Monday, June 05, 2006

“Tourism Benefits Everyone”

The Ministry of Tourism kicks off a public awareness campaign.

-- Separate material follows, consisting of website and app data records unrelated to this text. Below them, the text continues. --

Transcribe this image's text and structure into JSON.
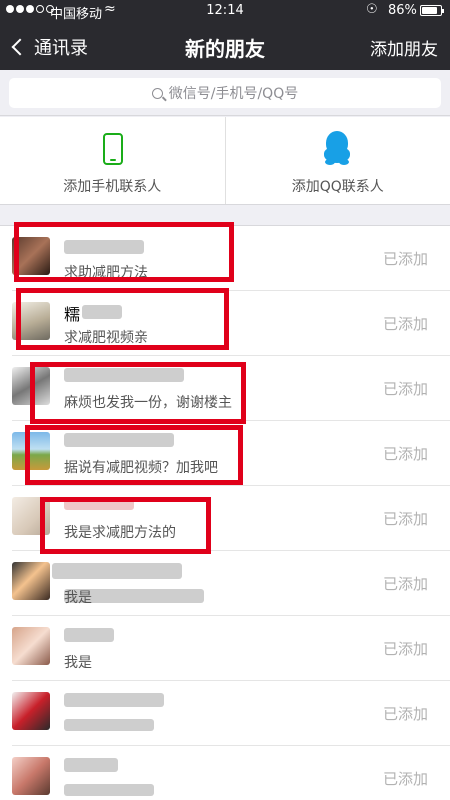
{
  "status_bar": {
    "carrier": "中国移动",
    "time": "12:14",
    "battery": "86%",
    "battery_level": 0.86
  },
  "nav": {
    "back_label": "通讯录",
    "title": "新的朋友",
    "action_label": "添加朋友"
  },
  "search": {
    "placeholder": "微信号/手机号/QQ号"
  },
  "add_options": {
    "phone_label": "添加手机联系人",
    "qq_label": "添加QQ联系人"
  },
  "friend_requests": [
    {
      "name": "",
      "message": "求助减肥方法",
      "status": "已添加"
    },
    {
      "name": "糯",
      "message": "求减肥视频亲",
      "status": "已添加"
    },
    {
      "name": "",
      "message": "麻烦也发我一份，谢谢楼主",
      "status": "已添加"
    },
    {
      "name": "",
      "message": "据说有减肥视频？加我吧",
      "status": "已添加"
    },
    {
      "name": "",
      "message": "我是求减肥方法的",
      "status": "已添加"
    },
    {
      "name": "",
      "message": "我是",
      "status": "已添加"
    },
    {
      "name": "",
      "message": "我是",
      "status": "已添加"
    },
    {
      "name": "",
      "message": "",
      "status": "已添加"
    },
    {
      "name": "",
      "message": "",
      "status": "已添加"
    }
  ],
  "colors": {
    "nav_bg": "#2a2a2f",
    "annotation": "#e0001a",
    "wechat_green": "#1aad19",
    "qq_blue": "#18a0e6"
  }
}
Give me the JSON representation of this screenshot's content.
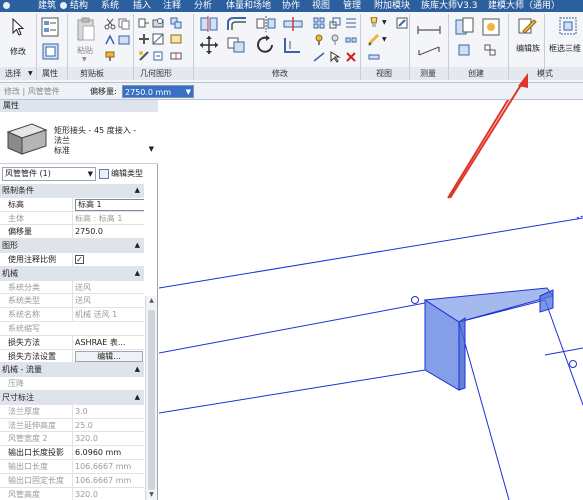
{
  "menubar": {
    "items": [
      "建筑",
      "结构",
      "系统",
      "插入",
      "注释",
      "分析",
      "体量和场地",
      "协作",
      "视图",
      "管理",
      "附加模块",
      "族库大师V3.3",
      "建模大师（通用）"
    ]
  },
  "ribbon": {
    "modify_label": "修改",
    "paste_label": "粘贴",
    "edit_family_label": "编辑族",
    "select_box_label": "框选三维",
    "panels": [
      "选择",
      "属性",
      "剪贴板",
      "几何图形",
      "修改",
      "视图",
      "测量",
      "创建",
      "模式"
    ]
  },
  "options_bar": {
    "context": "修改 | 风管管件",
    "offset_label": "偏移量:",
    "offset_value": "2750.0 mm"
  },
  "properties": {
    "title": "属性",
    "type_name_line1": "矩形接头 - 45 度接入 -",
    "type_name_line2": "法兰",
    "type_name_line3": "标准",
    "instance_combo": "风管管件 (1)",
    "edit_type_label": "编辑类型",
    "rows": [
      {
        "kind": "section",
        "name": "限制条件"
      },
      {
        "kind": "value",
        "name": "标高",
        "value": "标高 1",
        "style": "box"
      },
      {
        "kind": "grey",
        "name": "主体",
        "value": "标高 : 标高 1"
      },
      {
        "kind": "value",
        "name": "偏移量",
        "value": "2750.0"
      },
      {
        "kind": "section",
        "name": "图形"
      },
      {
        "kind": "check",
        "name": "使用注释比例",
        "value": "✓"
      },
      {
        "kind": "section",
        "name": "机械"
      },
      {
        "kind": "grey",
        "name": "系统分类",
        "value": "送风"
      },
      {
        "kind": "grey",
        "name": "系统类型",
        "value": "送风"
      },
      {
        "kind": "grey",
        "name": "系统名称",
        "value": "机械 送风 1"
      },
      {
        "kind": "grey",
        "name": "系统缩写",
        "value": ""
      },
      {
        "kind": "value",
        "name": "损失方法",
        "value": "ASHRAE 表..."
      },
      {
        "kind": "button",
        "name": "损失方法设置",
        "value": "编辑..."
      },
      {
        "kind": "section",
        "name": "机械 - 流量"
      },
      {
        "kind": "grey",
        "name": "压降",
        "value": ""
      },
      {
        "kind": "section",
        "name": "尺寸标注"
      },
      {
        "kind": "grey",
        "name": "法兰厚度",
        "value": "3.0"
      },
      {
        "kind": "grey",
        "name": "法兰延伸高度",
        "value": "25.0"
      },
      {
        "kind": "grey",
        "name": "风管宽度 2",
        "value": "320.0"
      },
      {
        "kind": "value",
        "name": "输出口长度投影",
        "value": "6.0960 mm"
      },
      {
        "kind": "grey",
        "name": "输出口长度",
        "value": "106.6667 mm"
      },
      {
        "kind": "grey",
        "name": "输出口固定长度",
        "value": "106.6667 mm"
      },
      {
        "kind": "grey",
        "name": "风管高度",
        "value": "320.0"
      }
    ]
  },
  "colors": {
    "menubar": "#2c5f9e",
    "selection_blue": "#3a70c4",
    "duct_line": "#1f2fd6",
    "arrow_red": "#e0352b"
  }
}
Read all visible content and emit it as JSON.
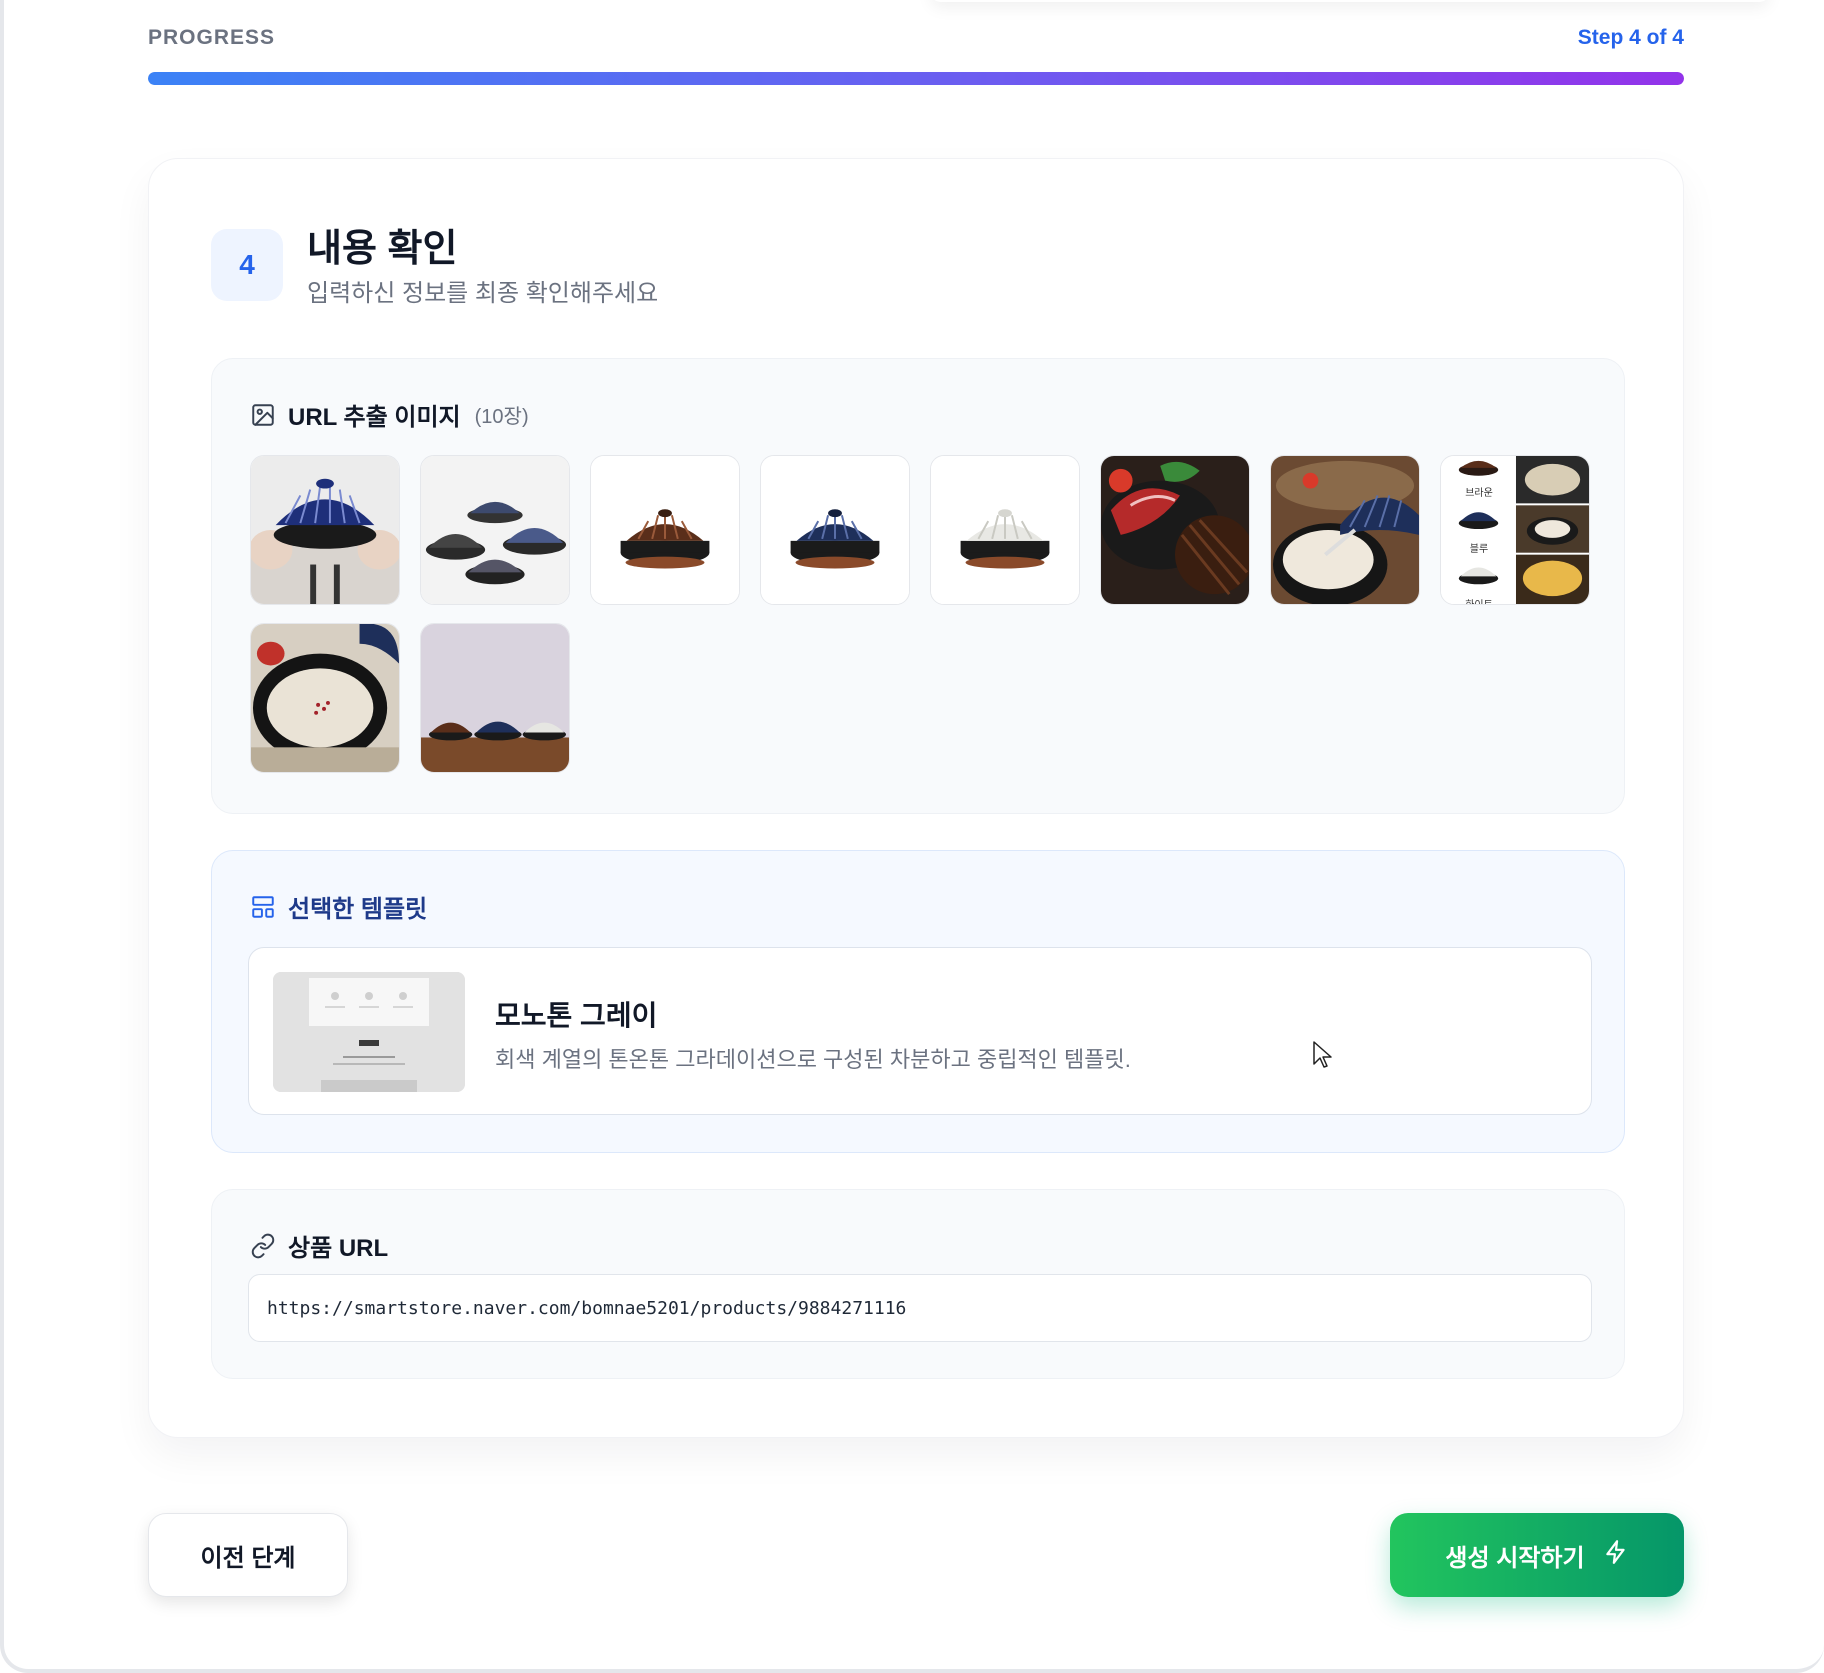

IT’S A PRETTY SLICK commercial: An uplifting Arabian tune plays as happy taxi drivers polish their gleaming vehicles, bus drivers straighten their ties, hotel staff arrange flowers on restaurant tables — even the hagga baking flatbread kneads the dough with a smile.
But when the slogan “Tourism Benefits Everyone” flashes across the TV at the end of the three-minute spot, you have to wonder if this isn’t the most self-evident music video in Egyptian history.
The Ministry of Tourism doesn’t think so. Yes, millions of tourists visit Egypt every year, but in studies the ministry commissioned in recent years, visitors reported negative impressions about their interactions with Egyptians, resulting in a low rate of repeat visits.
Left unaddressed, this image problem could have serious repercussions for the country’s tourism industry.
“A single negative experience can affect a visitor’s decision to return to a destination. Word of mouth is so powerful; it can overshadow even the best promotional efforts,” says Randa Mustafa, an internal communications and public-awareness consultant for the Ministry of Tourism. “Moreover, as competition becomes more fierce in the global tourism arena, it is perhaps quality in service delivery, rather than the diversity or allure of the destination itself, which will determine who will be able to draw visitors back.”
According to Mustafa, the Ministry of Tourism does not have an estimate of the percent of repeat visitors.
To meet this challenge, the Nazif government launched a five-year National Tourism Awareness Project (NTAP) in late April to promote attitudes and behaviors that foster a more welcoming environment for tourists.
“The findings of the research showed that negative ratings were attached to several points of contact with tourists, ranging from the reception at the airport to taxis, and unfavorable experiences at various tourist sites,” says Mustafa.
Egyptian Tourism Authority Chairman Ahmed El-Khadem elaborates: “By analyzing these complaints, we found that most of the negative attitudes generally came from contact with the less educated, the less socially conscious.”
Both El-Khadem and Mustafa agree that many Egyptians don’t draw causal links between tourism, the economy and, in turn, their own livelihoods.
In 2005, Egypt received a record-high 8.6 million tourists who spent a total of 85.2 million tourist nights, accounting for $6.8 billion in revenues. The need for the average citizen to understand the significance of these numbers is the essence of the awareness program, which includes a multimedia campaign, a research component and a training program.
The three-part media campaign has already hit the airwaves. The first phase focuses on how many jobs tourism creates and how it factors into our daily lives.
“Tourism is the number-one provider of jobs worldwide,” Mustafa says. “In fact, every 1 million additional tourists Egypt receives create 200,000 new direct and indirect jobs. Tourism also holds forward and backward linkages to 70 different industries.”